Exercise:
Below are the entries to retype; reproduce each one exactly.

[Stored entries]

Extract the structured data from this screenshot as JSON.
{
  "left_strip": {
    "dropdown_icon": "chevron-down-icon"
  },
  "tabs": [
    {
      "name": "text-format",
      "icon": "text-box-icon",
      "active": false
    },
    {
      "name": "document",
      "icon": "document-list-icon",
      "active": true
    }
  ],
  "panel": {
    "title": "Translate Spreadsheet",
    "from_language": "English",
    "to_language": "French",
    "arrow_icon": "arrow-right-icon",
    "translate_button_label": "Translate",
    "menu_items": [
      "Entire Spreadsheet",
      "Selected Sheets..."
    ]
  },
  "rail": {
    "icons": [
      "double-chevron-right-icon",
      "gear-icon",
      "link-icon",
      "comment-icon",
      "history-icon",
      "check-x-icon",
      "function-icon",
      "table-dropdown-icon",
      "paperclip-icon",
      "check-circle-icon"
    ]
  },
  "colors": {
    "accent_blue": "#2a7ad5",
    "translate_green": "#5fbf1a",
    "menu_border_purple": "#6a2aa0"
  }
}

Task response:
Extract the structured data from this screenshot as JSON.
{
  "left_strip": {
    "dropdown_icon": "chevron-down-icon"
  },
  "tabs": [
    {
      "name": "text-format",
      "icon": "text-box-icon",
      "active": false
    },
    {
      "name": "document",
      "icon": "document-list-icon",
      "active": true
    }
  ],
  "panel": {
    "title": "Translate Spreadsheet",
    "from_language": "English",
    "to_language": "French",
    "arrow_icon": "arrow-right-icon",
    "translate_button_label": "Translate",
    "menu_items": [
      "Entire Spreadsheet",
      "Selected Sheets..."
    ]
  },
  "rail": {
    "icons": [
      "double-chevron-right-icon",
      "gear-icon",
      "link-icon",
      "comment-icon",
      "history-icon",
      "check-x-icon",
      "function-icon",
      "table-dropdown-icon",
      "paperclip-icon",
      "check-circle-icon"
    ]
  },
  "colors": {
    "accent_blue": "#2a7ad5",
    "translate_green": "#5fbf1a",
    "menu_border_purple": "#6a2aa0"
  }
}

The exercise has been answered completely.